|Name:||Harry Medford Beckwith III|
5th Cavalry, 1st Brigade,
5th Infantry Division
|Date of Birth:||18 August 1948|
|Home of Record:||Flint, MI|
|Date of Loss:||24 March 1971|
|Country of Loss:||South Vietnam|
Click coordinates to view (4) maps
|Status in 1973:||Killed/Body Not Recovered|
|Other Personnel in Incident:||(none missing)|
SYNOPSIS: The Bell OH58A Kiowa observation helicopter arrived in Vietnam to replace the aging OH13 Sioux and OH23 Raven helicopters, and to supplement the very popular OH6 Cayuse, better known by its nickname "Loach," which arrived in-country shortly before the Kiowa. It was an unpopular replacement for the OH6 with most its pilots complaining about its lack of power and poor directional control in comparison with the Loach.
On 24 March 1971, Sgt. Harry D. Beckwith III was the observer aboard an OH58A helicopter carrying a crew of three in a flight of aircraft on a visual reconnaissance mission over the extremely rugged jungle covered mountains of extreme western Quang Tri Province, South Vietnam. The aircraft was hit by enemy automatic weapons fire and crashed into the enemy controlled jungle just east of the South Vietnamese/Lao border where it exploded and burned.
A search and rescue (SAR) helicopter was immediately dispatched to the crash site with troops sufficient to secure and defend the area should it be necessary to do so while SAR operations were conducted. The Kiowa's pilot, who survived the crash and fire, reported that Sgt. Beckwith and his co-pilot were both killed in the crash. Their remains were recovered, individually wrapped in poncho liners and loaded aboard the rescue helicopter.
After take off, the pilot of the chase helicopter involved in the rescue/recovery operation noted that a poncho liner carrying remains fell from the rescue aircraft. He radioed the lead pilot informing him of the loss. He also noted the location was less then 1 mile east of the South Vietnamese/Lao border and approximately 16 miles south of the Demilitarized Zone (DMZ), 18 miles northwest of Khe Sanh and 41 miles due west of Quang Tri City, Quang Tri Province, South Vietnam.

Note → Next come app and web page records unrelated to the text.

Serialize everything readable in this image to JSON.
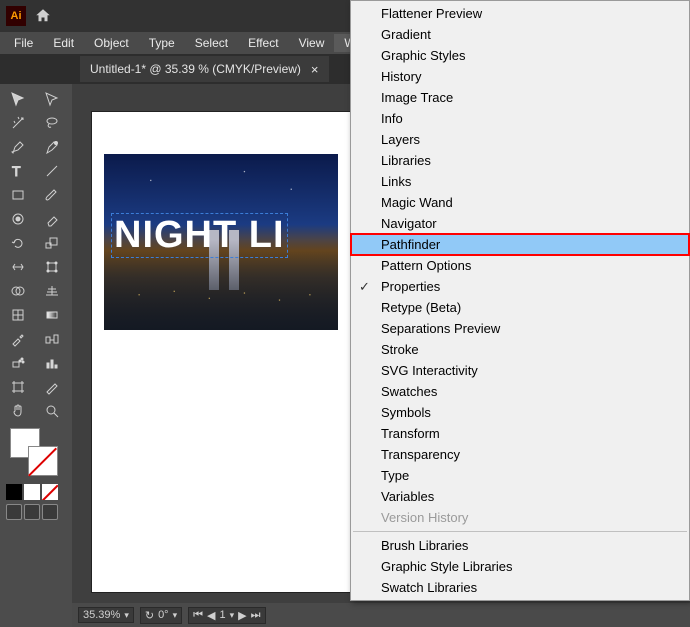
{
  "titlebar": {
    "app": "Ai"
  },
  "menubar": [
    "File",
    "Edit",
    "Object",
    "Type",
    "Select",
    "Effect",
    "View",
    "Window"
  ],
  "menubar_active": 7,
  "tab": {
    "label": "Untitled-1* @ 35.39 % (CMYK/Preview)"
  },
  "canvas": {
    "text": "NIGHT LI"
  },
  "statusbar": {
    "zoom": "35.39%",
    "rotate": "0°",
    "artboard": "1"
  },
  "dropdown": {
    "items": [
      {
        "label": "Flattener Preview",
        "checked": false
      },
      {
        "label": "Gradient",
        "checked": false
      },
      {
        "label": "Graphic Styles",
        "checked": false
      },
      {
        "label": "History",
        "checked": false
      },
      {
        "label": "Image Trace",
        "checked": false
      },
      {
        "label": "Info",
        "checked": false
      },
      {
        "label": "Layers",
        "checked": false
      },
      {
        "label": "Libraries",
        "checked": false
      },
      {
        "label": "Links",
        "checked": false
      },
      {
        "label": "Magic Wand",
        "checked": false
      },
      {
        "label": "Navigator",
        "checked": false
      },
      {
        "label": "Pathfinder",
        "checked": false,
        "highlight": true
      },
      {
        "label": "Pattern Options",
        "checked": false
      },
      {
        "label": "Properties",
        "checked": true
      },
      {
        "label": "Retype (Beta)",
        "checked": false
      },
      {
        "label": "Separations Preview",
        "checked": false
      },
      {
        "label": "Stroke",
        "checked": false
      },
      {
        "label": "SVG Interactivity",
        "checked": false
      },
      {
        "label": "Swatches",
        "checked": false
      },
      {
        "label": "Symbols",
        "checked": false
      },
      {
        "label": "Transform",
        "checked": false
      },
      {
        "label": "Transparency",
        "checked": false
      },
      {
        "label": "Type",
        "checked": false
      },
      {
        "label": "Variables",
        "checked": false
      },
      {
        "label": "Version History",
        "checked": false,
        "disabled": true
      },
      {
        "sep": true
      },
      {
        "label": "Brush Libraries",
        "checked": false
      },
      {
        "label": "Graphic Style Libraries",
        "checked": false
      },
      {
        "label": "Swatch Libraries",
        "checked": false
      }
    ]
  }
}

Later it was learned that the poncho liner contained the remains of Sgt. Beckwith. Over the next several days many aerial attempts were made to locate and recover Harry Beckwith's body. Unfortunately, no ground search was possible due of enemy activity in the area and the lack of a specific location of loss. The aerial search was also hampered by excessive wind conditions in addition to the fact that the poncho liner blended in with the terrain and foliage. At the time formal SAR efforts were terminated, Harry M. Beckwith III was listed Killed in Action/Body Not Recovered.
Harry Beckwith was a well trained, experienced career-minded soldier on his third tour of duty in Vietnam. In 1968 he served as a tank commander in Cu Chi. During that tour he ignored his own serious wounds during an armored attack in order to rescue three other soldiers who were pinned under a tank. For this selfless act of bravery he was awarded the Silver Star, our nation's third highest award for valor. Ironically, his father, Army Sgt. Major Harry M. Beckwith, Jr., was stationed in Saigon at the same time his son's helicopter was shot down.
While the fate of Harry M. Beckwith III is not in doubt, he has the right to have his remains recovered and returned to his family, friends and country he so proudly served. For other Americans who remain unaccounted for in Southeast Asia, their fate could be quite different.
Since the end of the Vietnam War well over 21,000 reports of American prisoners, missing and otherwise unaccounted for have been received by our government. Many of these reports document LIVE America Prisoners of War remaining captive throughout Southeast Asia TODAY.
Pilots and aircrews were called upon to fly in many dangerous circumstances, and they were prepared to be wounded, killed or captured. It probably never occurred to them that they could be abandoned by the country they so proudly served.